WORK REQUIRED: The answer is the number of lines in the data that contain the word "icon"; give it alone.
######
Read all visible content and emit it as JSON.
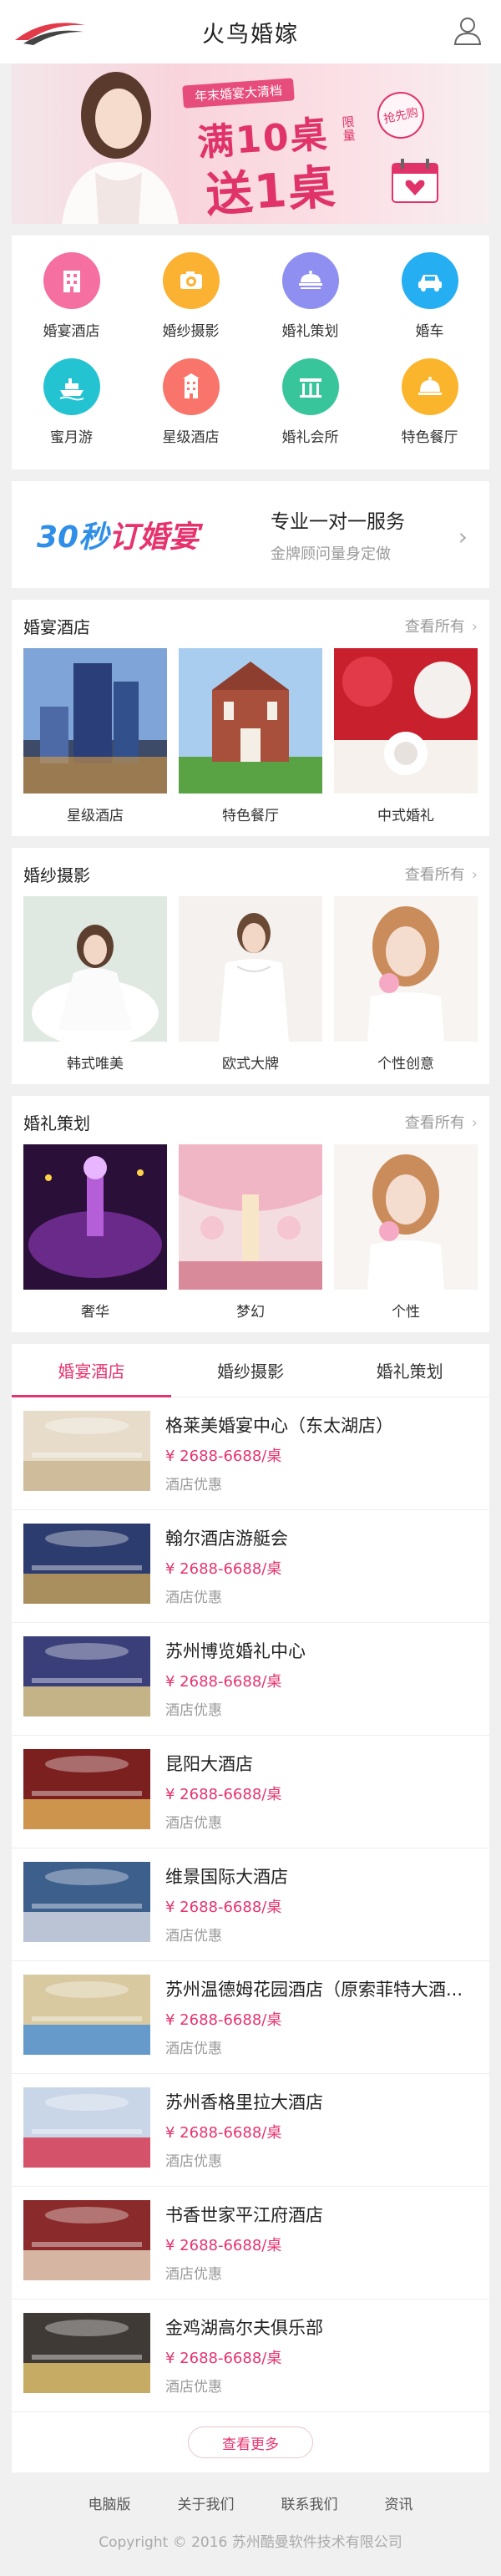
{
  "header": {
    "title": "火鸟婚嫁"
  },
  "banner": {
    "small_text": "年末婚宴大清档",
    "big_text_1": "满10桌",
    "limit_text": "限量",
    "big_text_2": "送1桌",
    "stamp_text": "抢先购"
  },
  "categories": [
    {
      "label": "婚宴酒店",
      "icon": "hotel-icon",
      "color": "#f56fa0"
    },
    {
      "label": "婚纱摄影",
      "icon": "camera-icon",
      "color": "#fbb233"
    },
    {
      "label": "婚礼策划",
      "icon": "planning-icon",
      "color": "#8e8ff0"
    },
    {
      "label": "婚车",
      "icon": "car-icon",
      "color": "#26aef2"
    },
    {
      "label": "蜜月游",
      "icon": "ship-icon",
      "color": "#24c3d1"
    },
    {
      "label": "星级酒店",
      "icon": "building-icon",
      "color": "#f9746a"
    },
    {
      "label": "婚礼会所",
      "icon": "club-icon",
      "color": "#38c59b"
    },
    {
      "label": "特色餐厅",
      "icon": "dining-icon",
      "color": "#fbb52c"
    }
  ],
  "promo": {
    "slogan_a": "30秒",
    "slogan_b": "订婚宴",
    "service_title": "专业一对一服务",
    "service_sub": "金牌顾问量身定做"
  },
  "galleries": [
    {
      "title": "婚宴酒店",
      "more": "查看所有",
      "items": [
        "星级酒店",
        "特色餐厅",
        "中式婚礼"
      ]
    },
    {
      "title": "婚纱摄影",
      "more": "查看所有",
      "items": [
        "韩式唯美",
        "欧式大牌",
        "个性创意"
      ]
    },
    {
      "title": "婚礼策划",
      "more": "查看所有",
      "items": [
        "奢华",
        "梦幻",
        "个性"
      ]
    }
  ],
  "tabs": [
    "婚宴酒店",
    "婚纱摄影",
    "婚礼策划"
  ],
  "active_tab": 0,
  "list": [
    {
      "name": "格莱美婚宴中心（东太湖店）",
      "price": "¥ 2688-6688/桌",
      "tag": "酒店优惠"
    },
    {
      "name": "翰尔酒店游艇会",
      "price": "¥ 2688-6688/桌",
      "tag": "酒店优惠"
    },
    {
      "name": "苏州博览婚礼中心",
      "price": "¥ 2688-6688/桌",
      "tag": "酒店优惠"
    },
    {
      "name": "昆阳大酒店",
      "price": "¥ 2688-6688/桌",
      "tag": "酒店优惠"
    },
    {
      "name": "维景国际大酒店",
      "price": "¥ 2688-6688/桌",
      "tag": "酒店优惠"
    },
    {
      "name": "苏州温德姆花园酒店（原索菲特大酒...",
      "price": "¥ 2688-6688/桌",
      "tag": "酒店优惠"
    },
    {
      "name": "苏州香格里拉大酒店",
      "price": "¥ 2688-6688/桌",
      "tag": "酒店优惠"
    },
    {
      "name": "书香世家平江府酒店",
      "price": "¥ 2688-6688/桌",
      "tag": "酒店优惠"
    },
    {
      "name": "金鸡湖高尔夫俱乐部",
      "price": "¥ 2688-6688/桌",
      "tag": "酒店优惠"
    }
  ],
  "more_button": "查看更多",
  "footer": {
    "links": [
      "电脑版",
      "关于我们",
      "联系我们",
      "资讯"
    ],
    "copyright": "Copyright © 2016 苏州酷曼软件技术有限公司"
  }
}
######
THE ANSWER: 8